The new U.S. Digital Governmental Strategy attempts to outline how agencies can safely embrace this latest challenge, among the many that technology constantly brings.
Throughout this strategy, and activities such as the Open Government Initiative, I believe there are two overarching implications, beyond the obvious technical considerations:
- Citizens matter – Leaders in the ‘civic hacking’ community such as Jennifer Pahlka, Sunlight Labs, reporters such as Alex Howard, leaders like Todd Park, and many others have shown us that innovations and expectations outside government, can be pushed/pulled into the realm of agencies.
- Evidence-based impact – Never before has there been such an opportunity to illustrate the correlation between cost and value in our Government’s budget (pdf). Technology provides empirical data like nothing else and, given some of the high profile successes and failures in Federal IT, I think technology can link the cost of doing business with the civic value citizens expect and deserve (think SLA’s for Federal services).
Certainly there are are some high profile efforts to engage citizens in these activities, but when the WhiteHouse github account has only 2 followers (as of 6/2/2012) I can’t help but feel like the evidence for change is still unfolding.
Rather than being daunted by the circumstances, I decided to be inspired by these ‘digital government heroes’. I’m sure we’ll never be a country where developers get a nanoKardishian of attention, or receive the star treatment Europe bestows on board-game designers.
However, there is an important transformation looming, for geeks not just government.
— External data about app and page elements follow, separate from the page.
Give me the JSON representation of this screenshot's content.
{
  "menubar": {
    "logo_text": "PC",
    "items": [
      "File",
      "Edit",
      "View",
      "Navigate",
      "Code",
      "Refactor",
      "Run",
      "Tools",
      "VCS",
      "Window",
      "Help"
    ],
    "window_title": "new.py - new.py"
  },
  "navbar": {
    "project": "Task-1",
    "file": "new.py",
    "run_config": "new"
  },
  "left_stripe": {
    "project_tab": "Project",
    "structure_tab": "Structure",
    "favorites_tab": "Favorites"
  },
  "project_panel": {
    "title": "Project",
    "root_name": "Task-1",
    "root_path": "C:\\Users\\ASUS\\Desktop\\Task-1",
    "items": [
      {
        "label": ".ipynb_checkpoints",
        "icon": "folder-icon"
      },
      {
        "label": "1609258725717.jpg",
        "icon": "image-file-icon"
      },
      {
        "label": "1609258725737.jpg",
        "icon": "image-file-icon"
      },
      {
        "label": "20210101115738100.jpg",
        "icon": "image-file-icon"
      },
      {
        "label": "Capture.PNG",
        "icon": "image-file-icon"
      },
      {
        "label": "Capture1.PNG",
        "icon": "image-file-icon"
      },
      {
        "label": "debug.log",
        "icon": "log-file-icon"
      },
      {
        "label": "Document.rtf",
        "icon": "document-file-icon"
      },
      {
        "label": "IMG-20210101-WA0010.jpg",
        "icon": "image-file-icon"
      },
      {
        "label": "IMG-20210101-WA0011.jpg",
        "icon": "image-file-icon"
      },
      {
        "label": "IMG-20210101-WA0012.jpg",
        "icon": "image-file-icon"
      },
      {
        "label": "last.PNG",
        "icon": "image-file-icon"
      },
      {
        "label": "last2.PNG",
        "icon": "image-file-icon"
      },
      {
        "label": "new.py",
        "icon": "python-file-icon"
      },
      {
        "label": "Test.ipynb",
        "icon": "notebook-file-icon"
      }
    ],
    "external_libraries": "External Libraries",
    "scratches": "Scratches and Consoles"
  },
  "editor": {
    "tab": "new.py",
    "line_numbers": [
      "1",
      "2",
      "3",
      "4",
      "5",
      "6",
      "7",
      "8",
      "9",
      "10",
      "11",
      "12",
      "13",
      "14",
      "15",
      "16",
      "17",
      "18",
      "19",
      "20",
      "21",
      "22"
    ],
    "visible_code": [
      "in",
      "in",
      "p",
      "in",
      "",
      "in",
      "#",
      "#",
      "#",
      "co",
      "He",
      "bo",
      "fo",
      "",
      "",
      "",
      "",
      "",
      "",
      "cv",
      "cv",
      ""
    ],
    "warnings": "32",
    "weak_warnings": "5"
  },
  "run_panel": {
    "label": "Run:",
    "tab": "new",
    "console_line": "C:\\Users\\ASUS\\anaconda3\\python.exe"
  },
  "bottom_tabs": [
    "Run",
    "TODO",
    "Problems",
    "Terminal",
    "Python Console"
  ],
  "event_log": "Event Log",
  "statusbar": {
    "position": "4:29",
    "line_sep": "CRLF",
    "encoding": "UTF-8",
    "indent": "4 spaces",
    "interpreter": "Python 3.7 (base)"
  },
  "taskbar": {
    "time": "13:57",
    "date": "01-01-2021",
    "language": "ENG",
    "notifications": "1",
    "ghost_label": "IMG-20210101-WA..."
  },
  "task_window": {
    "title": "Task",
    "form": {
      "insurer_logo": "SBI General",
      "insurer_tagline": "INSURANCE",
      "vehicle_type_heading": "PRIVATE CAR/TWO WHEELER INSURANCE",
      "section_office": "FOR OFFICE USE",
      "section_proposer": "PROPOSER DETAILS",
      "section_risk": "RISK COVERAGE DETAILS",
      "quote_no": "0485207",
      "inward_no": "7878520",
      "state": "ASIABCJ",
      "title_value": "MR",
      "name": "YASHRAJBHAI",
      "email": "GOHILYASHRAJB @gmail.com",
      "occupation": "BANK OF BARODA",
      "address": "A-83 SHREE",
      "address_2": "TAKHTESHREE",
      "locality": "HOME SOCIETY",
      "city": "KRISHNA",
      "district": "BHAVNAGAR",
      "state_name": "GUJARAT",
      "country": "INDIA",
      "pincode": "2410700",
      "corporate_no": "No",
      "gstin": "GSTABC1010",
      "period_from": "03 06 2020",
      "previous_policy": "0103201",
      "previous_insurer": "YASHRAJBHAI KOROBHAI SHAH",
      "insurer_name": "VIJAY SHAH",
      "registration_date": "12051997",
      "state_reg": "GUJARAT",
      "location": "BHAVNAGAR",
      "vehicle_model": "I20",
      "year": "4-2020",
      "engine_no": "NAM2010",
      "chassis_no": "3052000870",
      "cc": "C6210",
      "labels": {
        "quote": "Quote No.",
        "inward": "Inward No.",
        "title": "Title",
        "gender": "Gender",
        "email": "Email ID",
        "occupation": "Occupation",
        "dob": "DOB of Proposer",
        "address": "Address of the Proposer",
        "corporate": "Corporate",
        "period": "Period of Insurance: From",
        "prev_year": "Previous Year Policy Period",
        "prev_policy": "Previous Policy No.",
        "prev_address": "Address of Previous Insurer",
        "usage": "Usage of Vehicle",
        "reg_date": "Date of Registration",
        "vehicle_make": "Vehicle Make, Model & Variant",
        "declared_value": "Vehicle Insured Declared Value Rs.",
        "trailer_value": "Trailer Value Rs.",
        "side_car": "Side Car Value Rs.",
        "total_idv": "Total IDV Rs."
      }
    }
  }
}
So I decided to create a personal project to, quite literally, codify some of my experiences and I’ve made it open source, to pay a small debt of gratitude to some of the geeks in government.
Specifically the requirements for every agency to establish:
- Per the Presidential Memo, in 90 days: www.[agency].gov/digitalstrategy
- Per the Digital Strategy, in 12 months: agency.gov/developer
One of the interesting lessons I learned through this exercise, was that agencies are required to create two websites!
Although I have not participated in the creation of these policies, I have been involved as an analyst and advocate for government transformation, and my experience suggests that most participants assumed there was only URL.
I think this is a great example of how making dialogues tangible, through technology, reduces ambiguity and improves the results.
This site owes much to the SunlightLabs and the /Open Watcher site. NIST also has an excellent IPv6 and DNSSEC Deployment Monitor that may be a relative first in tracking success through empirical evidence based assessment. Perhaps The Government Accountability Office could partner with The Office of Management and Budget to developed these techniques, making process of government, not just its citizen services, more efficient and effective.
“I want us to ask ourselves every day, how are we using technology to make a real difference in people’s lives.”4 – President Barack Obama
I hope in some small way this manages to help.